▸ **Problem description**
Output all entries precisely and leave out the pictures.

************

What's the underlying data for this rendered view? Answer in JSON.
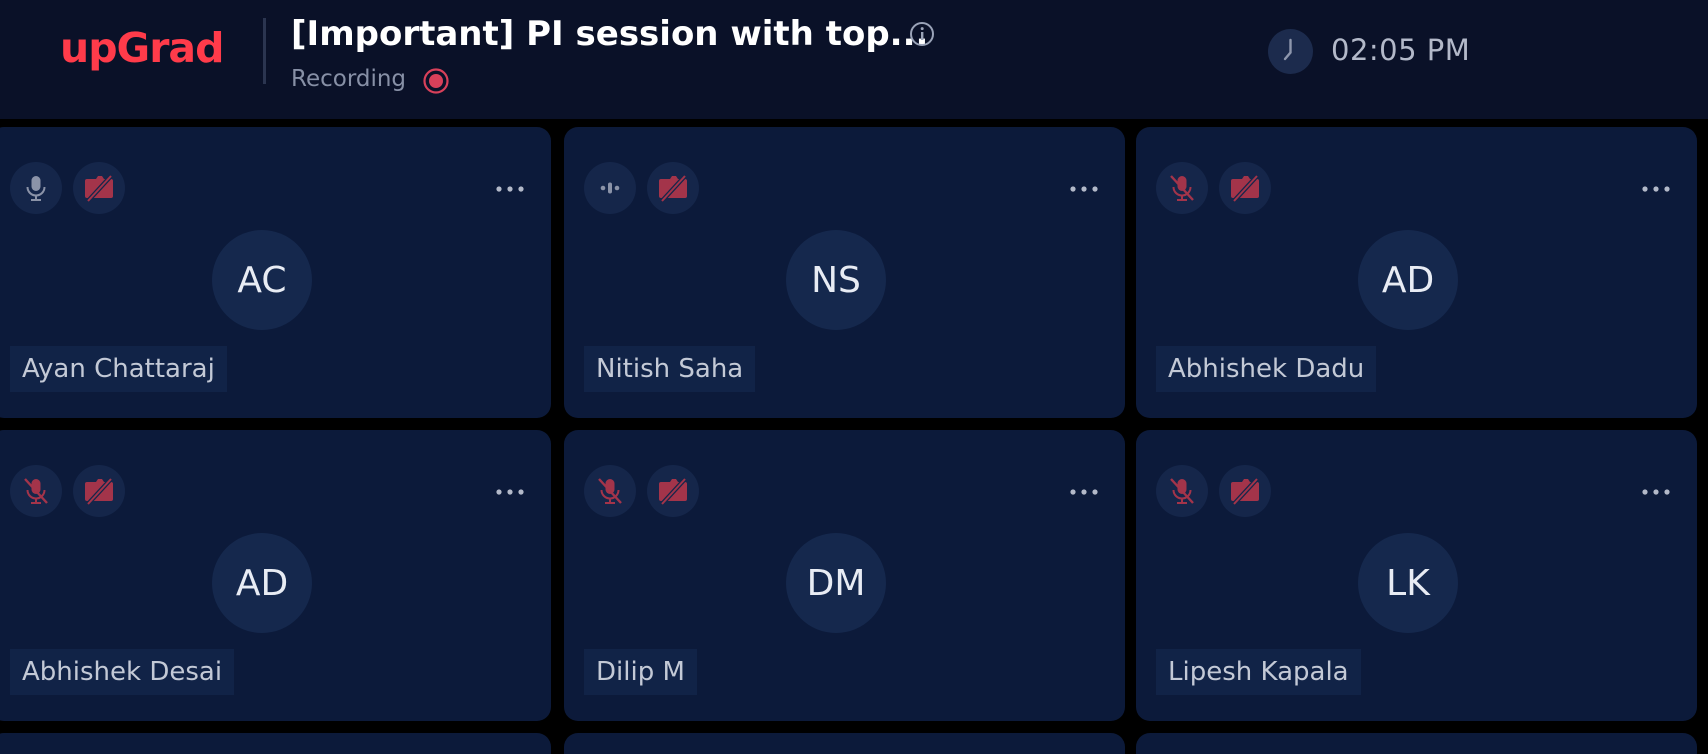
{
  "header": {
    "brand": "upGrad",
    "title": "[Important] PI session with top...",
    "status": "Recording",
    "time": "02:05 PM",
    "icons": {
      "info": "info-icon",
      "recording": "record-icon",
      "clock": "clock-icon"
    }
  },
  "colors": {
    "brand": "#ff3b4a",
    "header_bg": "#0a1128",
    "tile_bg": "#0c1a3a",
    "muted_red": "#a3344a"
  },
  "participants": [
    {
      "initials": "AC",
      "name": "Ayan Chattaraj",
      "mic": "on",
      "camera": "off"
    },
    {
      "initials": "NS",
      "name": "Nitish Saha",
      "mic": "speaking",
      "camera": "off"
    },
    {
      "initials": "AD",
      "name": "Abhishek Dadu",
      "mic": "muted",
      "camera": "off"
    },
    {
      "initials": "AD",
      "name": "Abhishek Desai",
      "mic": "muted",
      "camera": "off"
    },
    {
      "initials": "DM",
      "name": "Dilip M",
      "mic": "muted",
      "camera": "off"
    },
    {
      "initials": "LK",
      "name": "Lipesh Kapala",
      "mic": "muted",
      "camera": "off"
    }
  ]
}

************

▸ **Solution for this task**
What's the underlying data for this rendered view? Answer in JSON.
{
  "header": {
    "brand": "upGrad",
    "title": "[Important] PI session with top...",
    "status": "Recording",
    "time": "02:05 PM",
    "icons": {
      "info": "info-icon",
      "recording": "record-icon",
      "clock": "clock-icon"
    }
  },
  "colors": {
    "brand": "#ff3b4a",
    "header_bg": "#0a1128",
    "tile_bg": "#0c1a3a",
    "muted_red": "#a3344a"
  },
  "participants": [
    {
      "initials": "AC",
      "name": "Ayan Chattaraj",
      "mic": "on",
      "camera": "off"
    },
    {
      "initials": "NS",
      "name": "Nitish Saha",
      "mic": "speaking",
      "camera": "off"
    },
    {
      "initials": "AD",
      "name": "Abhishek Dadu",
      "mic": "muted",
      "camera": "off"
    },
    {
      "initials": "AD",
      "name": "Abhishek Desai",
      "mic": "muted",
      "camera": "off"
    },
    {
      "initials": "DM",
      "name": "Dilip M",
      "mic": "muted",
      "camera": "off"
    },
    {
      "initials": "LK",
      "name": "Lipesh Kapala",
      "mic": "muted",
      "camera": "off"
    }
  ]
}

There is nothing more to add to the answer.